Praying for a more pastoral approach

By Rob Gasper

Certain words and phrases like “social justice,” “pastoral,” and “felt banner” set off alarm bells when heard by traditional-minded Catholics. In a previous two-part series (part 1, part 2), I discussed that social justice is not something to be feared, yet when properly understood, should be embraced wholeheartedly as part of Catholic doctrine. But, what about pastoral? According to the magisterium of the media and the blurry wishful thinking of some progressive Catholics, a pastoral approach is often portrayed as something soft and taffy-like—a bendy, amorphous, and woefully inclusive tolerance based on “mature thinking” and accommodation to whatever -isms happen to be in vogue. 

As a case in point, the media and some progressive-minded Catholics seized upon a few sentences of Apostolic Nuncio Archbishop Carlo Maria Vigano’s address at the fall bishops’ assembly, while ignoring the bulk of the speech, and reported that the Nuncio called the bishops to become pastoral bishops as Pope Francis intends. The National Catholic Reporter’s Michael Sean Winters was more fair in his coverage, but reported that Archbishop Vigano was “divided against himself” in calling for the bishops to be both pastoral and, at the same time, to take a confrontational tone against the culture. But was the archbishop truly divided against himself? Or does pastoral mean something other than the media and progressive Catholics think it means?

The word pastor comes from the Latin word meaning shepherd. Jesus, in the tenth chapter of the Gospel of John, proclaimed that He was the good shepherd and explained his “pastoral approach” as follows:

I am the good shepherd. The good shepherd lays down his life for the sheep. He who is a hireling and not a shepherd, whose own the sheep are not, sees the wolf coming and leaves the sheep and flees; and the wolf snatches them and scatters them. He flees because he is a hireling and cares nothing for the sheep.
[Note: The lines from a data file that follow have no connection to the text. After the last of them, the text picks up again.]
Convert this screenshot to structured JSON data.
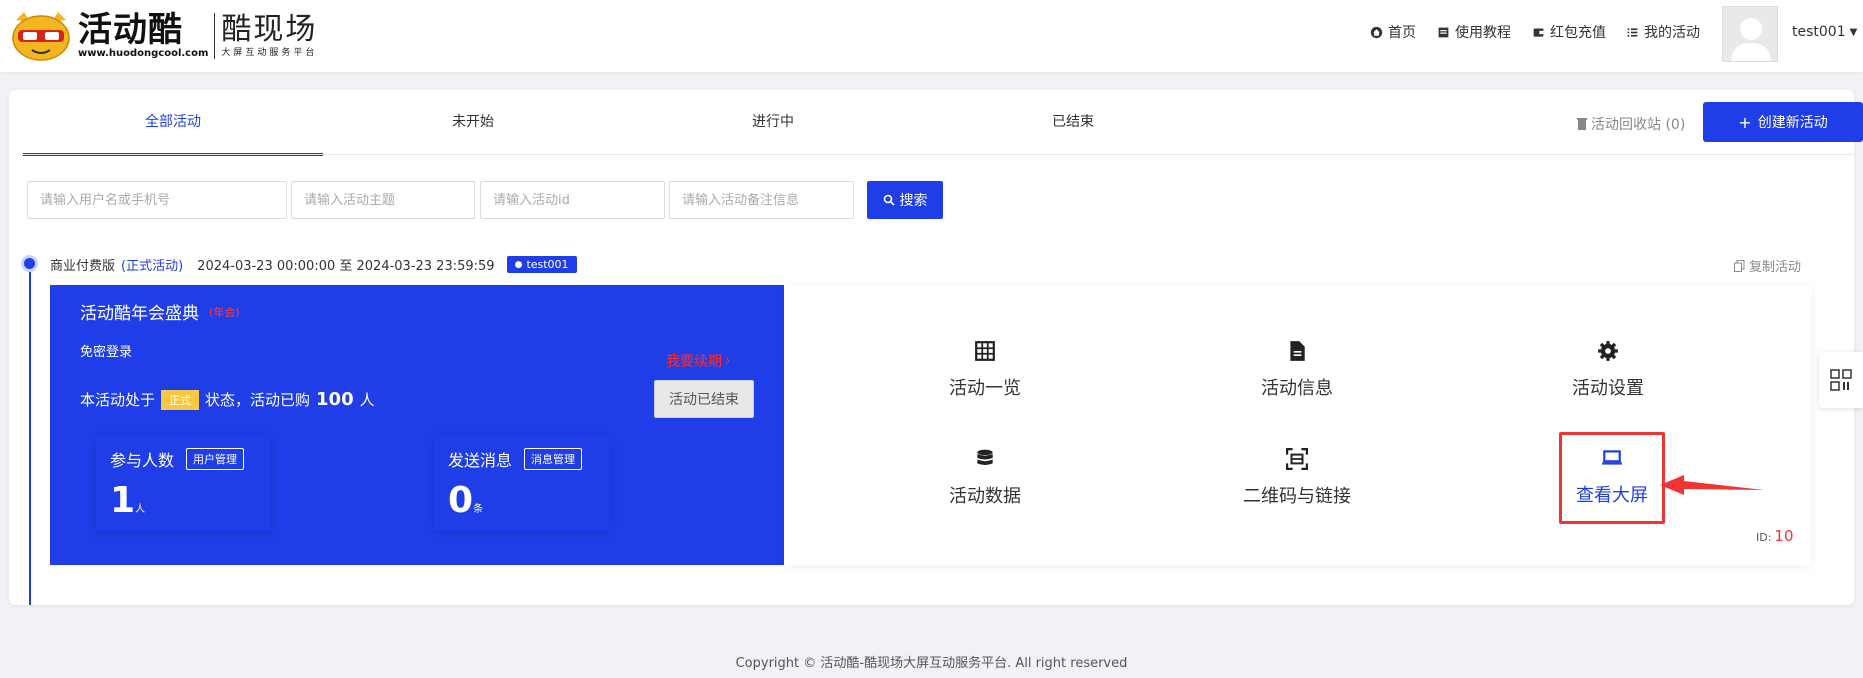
{
  "header": {
    "logo_title": "活动酷",
    "logo_url": "www.huodongcool.com",
    "logo_sub_title": "酷现场",
    "logo_sub_desc": "大屏互动服务平台",
    "nav": [
      {
        "label": "首页",
        "icon": "home-icon"
      },
      {
        "label": "使用教程",
        "icon": "book-icon"
      },
      {
        "label": "红包充值",
        "icon": "wallet-icon"
      },
      {
        "label": "我的活动",
        "icon": "list-icon"
      }
    ],
    "username": "test001"
  },
  "tabs": [
    {
      "label": "全部活动",
      "active": true
    },
    {
      "label": "未开始",
      "active": false
    },
    {
      "label": "进行中",
      "active": false
    },
    {
      "label": "已结束",
      "active": false
    }
  ],
  "recycle_label": "活动回收站 (0)",
  "create_button": "创建新活动",
  "search": {
    "user_placeholder": "请输入用户名或手机号",
    "topic_placeholder": "请输入活动主题",
    "id_placeholder": "请输入活动id",
    "note_placeholder": "请输入活动备注信息",
    "button": "搜索"
  },
  "event": {
    "edition": "商业付费版",
    "type_link": "(正式活动)",
    "time_range": "2024-03-23 00:00:00 至 2024-03-23 23:59:59",
    "owner": "test001",
    "copy_label": "复制活动",
    "title": "活动酷年会盛典",
    "tag": "(年会)",
    "login_mode": "免密登录",
    "help_link": "我要续期",
    "status_prefix": "本活动处于",
    "status_badge": "正式",
    "status_mid": "状态，活动已购",
    "purchased": "100",
    "status_suffix": "人",
    "ended_button": "活动已结束",
    "stats": [
      {
        "label": "参与人数",
        "button": "用户管理",
        "value": "1",
        "unit": "人"
      },
      {
        "label": "发送消息",
        "button": "消息管理",
        "value": "0",
        "unit": "条"
      }
    ],
    "actions": [
      {
        "label": "活动一览",
        "icon": "grid-icon"
      },
      {
        "label": "活动信息",
        "icon": "document-icon"
      },
      {
        "label": "活动设置",
        "icon": "gear-icon"
      },
      {
        "label": "活动数据",
        "icon": "database-icon"
      },
      {
        "label": "二维码与链接",
        "icon": "qrcode-scan-icon"
      },
      {
        "label": "查看大屏",
        "icon": "laptop-icon"
      }
    ],
    "id_label": "ID:",
    "id_value": "10"
  },
  "footer": "Copyright © 活动酷-酷现场大屏互动服务平台. All right reserved",
  "colors": {
    "primary": "#1f3ee8",
    "highlight": "#f03333",
    "badge": "#f7c83f"
  }
}
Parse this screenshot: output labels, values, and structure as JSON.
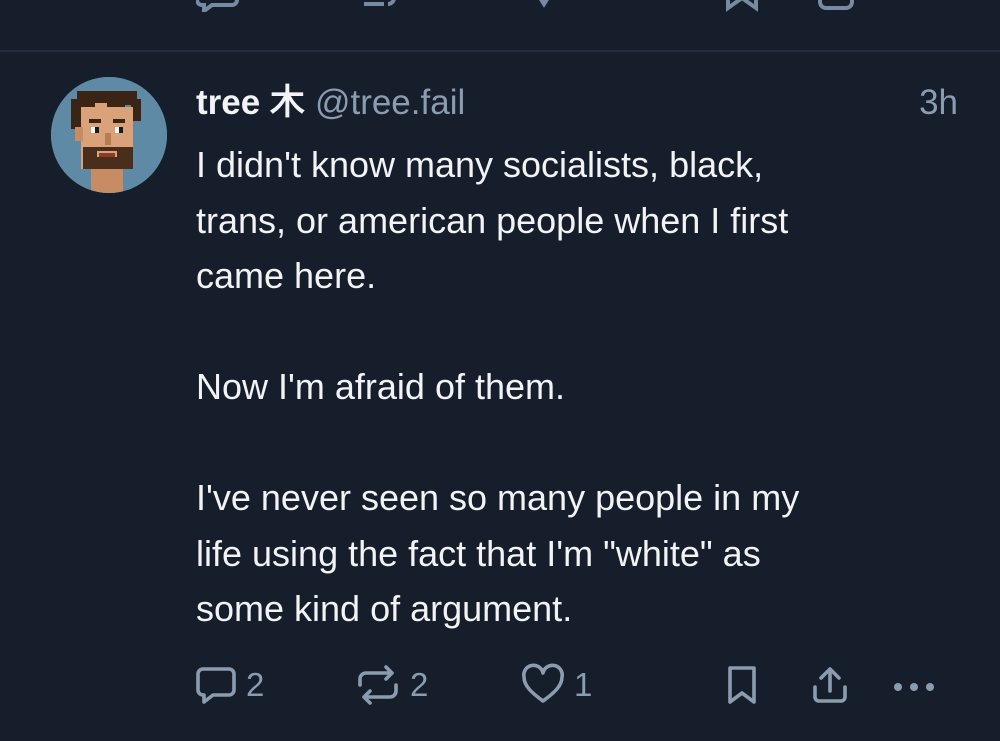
{
  "post": {
    "author": {
      "display_name": "tree 木",
      "handle": "@tree.fail"
    },
    "timestamp": "3h",
    "paragraphs": [
      "I didn't know many socialists, black,\ntrans, or american people when I first\ncame here.",
      "Now I'm afraid of them.",
      "I've never seen so many people in my\nlife using the fact that I'm \"white\" as\nsome kind of argument."
    ],
    "actions": {
      "reply_count": "2",
      "repost_count": "2",
      "like_count": "1"
    }
  },
  "icons": {
    "reply": "reply-icon",
    "repost": "repost-icon",
    "like": "heart-icon",
    "bookmark": "bookmark-icon",
    "share": "share-icon",
    "more": "more-icon"
  },
  "colors": {
    "background": "#161e2b",
    "text": "#f1f3f5",
    "muted": "#8b9bb0",
    "divider": "#222e3f",
    "avatar_bg": "#5f8aa6"
  }
}
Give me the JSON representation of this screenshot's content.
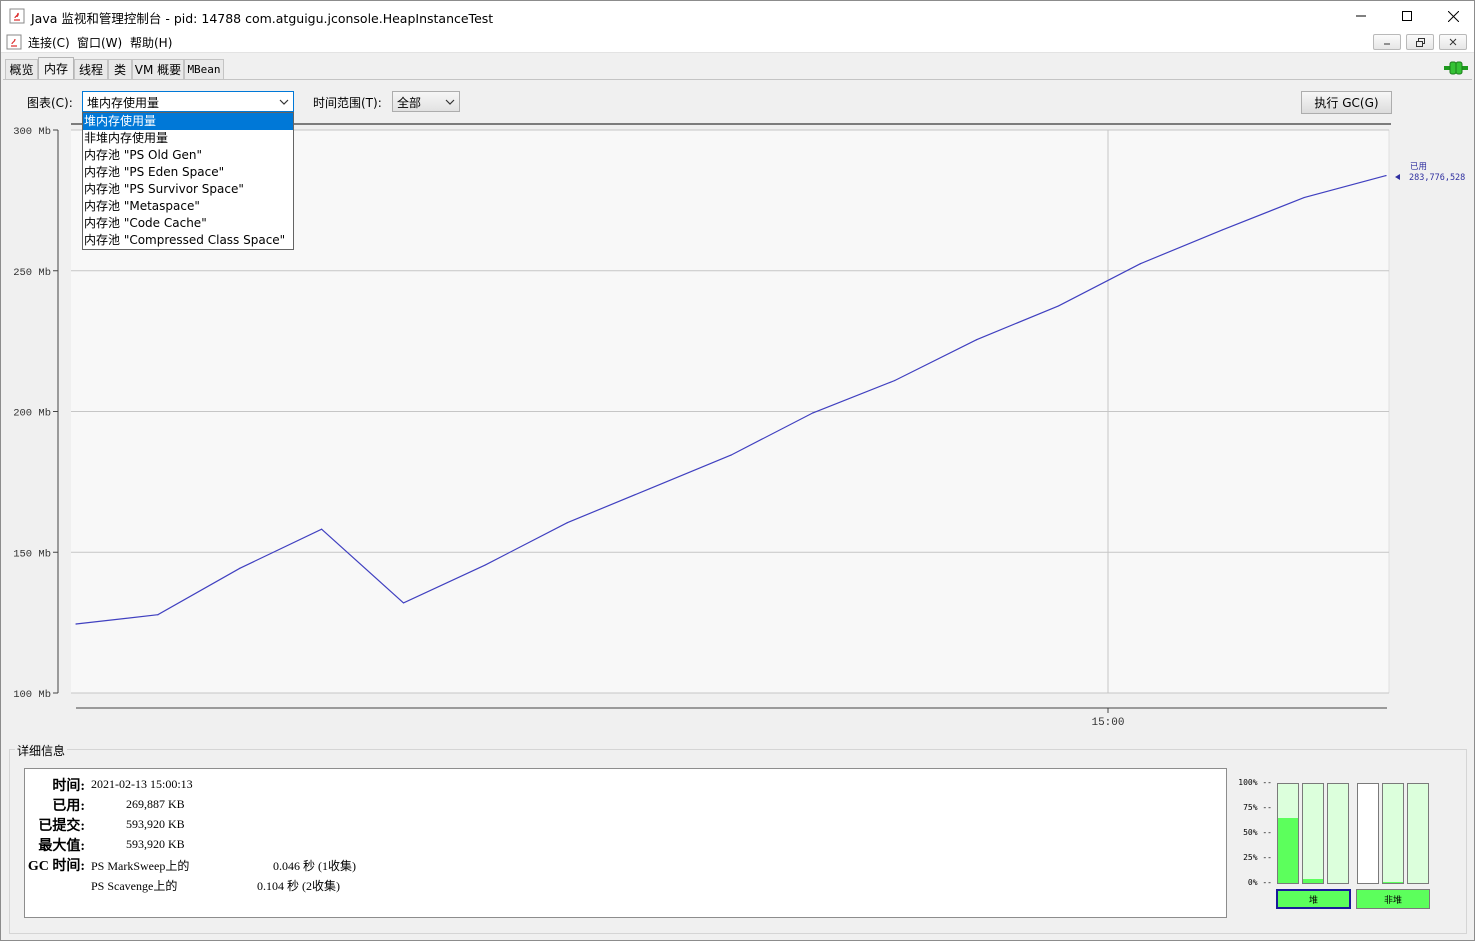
{
  "window": {
    "title": "Java 监视和管理控制台 - pid: 14788 com.atguigu.jconsole.HeapInstanceTest"
  },
  "menubar": {
    "items": [
      "连接(C)",
      "窗口(W)",
      "帮助(H)"
    ]
  },
  "tabs": [
    {
      "label": "概览",
      "active": false
    },
    {
      "label": "内存",
      "active": true
    },
    {
      "label": "线程",
      "active": false
    },
    {
      "label": "类",
      "active": false
    },
    {
      "label": "VM 概要",
      "active": false
    },
    {
      "label": "MBean",
      "active": false
    }
  ],
  "controls": {
    "chart_label": "图表(C):",
    "chart_selected": "堆内存使用量",
    "range_label": "时间范围(T):",
    "range_selected": "全部",
    "gc_button": "执行 GC(G)"
  },
  "dropdown": {
    "items": [
      "堆内存使用量",
      "非堆内存使用量",
      "内存池 \"PS Old Gen\"",
      "内存池 \"PS Eden Space\"",
      "内存池 \"PS Survivor Space\"",
      "内存池 \"Metaspace\"",
      "内存池 \"Code Cache\"",
      "内存池 \"Compressed Class Space\""
    ],
    "selected_index": 0
  },
  "chart_data": {
    "type": "line",
    "y_unit": "Mb",
    "ylim": [
      100,
      300
    ],
    "y_ticks": [
      "300 Mb",
      "250 Mb",
      "200 Mb",
      "150 Mb",
      "100 Mb"
    ],
    "x_ticks": [
      "15:00"
    ],
    "grid": true,
    "series": [
      {
        "name": "已用",
        "color": "#4040c0",
        "values": [
          124.5,
          127.8,
          144.3,
          158.2,
          132.0,
          145.5,
          160.5,
          172.5,
          184.5,
          199.5,
          211.0,
          225.5,
          237.5,
          252.5,
          264.5,
          276.0,
          283.8
        ]
      }
    ],
    "latest_label": "已用",
    "latest_value": "283,776,528"
  },
  "details": {
    "legend": "详细信息",
    "rows": [
      {
        "key": "时间:",
        "value": "2021-02-13 15:00:13"
      },
      {
        "key": "已用:",
        "value": "269,887 KB"
      },
      {
        "key": "已提交:",
        "value": "593,920 KB"
      },
      {
        "key": "最大值:",
        "value": "593,920 KB"
      },
      {
        "key": "GC 时间:",
        "value": "PS MarkSweep上的",
        "extra": "0.046 秒 (1收集)"
      },
      {
        "key": "",
        "value": "PS Scavenge上的",
        "extra": "0.104 秒 (2收集)"
      }
    ]
  },
  "gauges": {
    "pct_labels": [
      "100% --",
      "75% --",
      "50% --",
      "25% --",
      "0% --"
    ],
    "heap_label": "堆",
    "nonheap_label": "非堆",
    "heap_bars": [
      0.66,
      0.04,
      0.0
    ],
    "nonheap_bars": [
      0.0,
      0.01,
      0.0
    ]
  },
  "colors": {
    "series_line": "#4040c0",
    "gauge_fill": "#5cff5c",
    "selection": "#0078d7"
  }
}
I am the good shepherd; I know my own and my own know me, as the Father knows me and I know the Father; and I lay down my life for the sheep. And I have other sheep, that are not of this fold; I must bring them also, and they will heed my voice. So there shall be one flock, one shepherd. (John 10:11-16)

Jesus extended His ministry of shepherding the flock to St. Peter, calling him to tend and feed His sheep—and the Church takes up this role through the successors to Peter and the Apostles to this very day.

The Church has always understood the pastoral ministry to be primarily a mission of love and sacrifice, teaching and leading the faithful and defending them to the point of death against the wolves of this world. St. Augustine described the pastoral role of the bishops as follows: “Disturbers are to be rebuked, the low-spirited to be encouraged, the infirm to be supported, objectors confuted, the treacherous guarded against, the unskilled taught, the lazy aroused, the contentious restrained, the haughty repressed, litigants pacified, the poor relieved, the oppressed liberated, the good approved, the evil borne with, and all are to be loved.” (St. Augustine, Sermon 340)

Based on this understanding, there is no disconnect between Archbishop Vigano’s call for non-ideological and pastoral bishops and his explanation that doctrine must be taught and guarded while the culture must be confronted. That is all part of the pastoral job description.

In conclusion, traditional-minded Catholics need not fear calls for pastoral bishops and a pastoral Church and, in fact, should embrace and pray for more pastoral leadership in these troubled times. We must not settle for truncated and hijacked definitions, but instead seek to understand more fully the deep and powerful gifts the Lord has left us.

Rob Gasper is a senior research analyst for American Life League and is the editor of ALL News.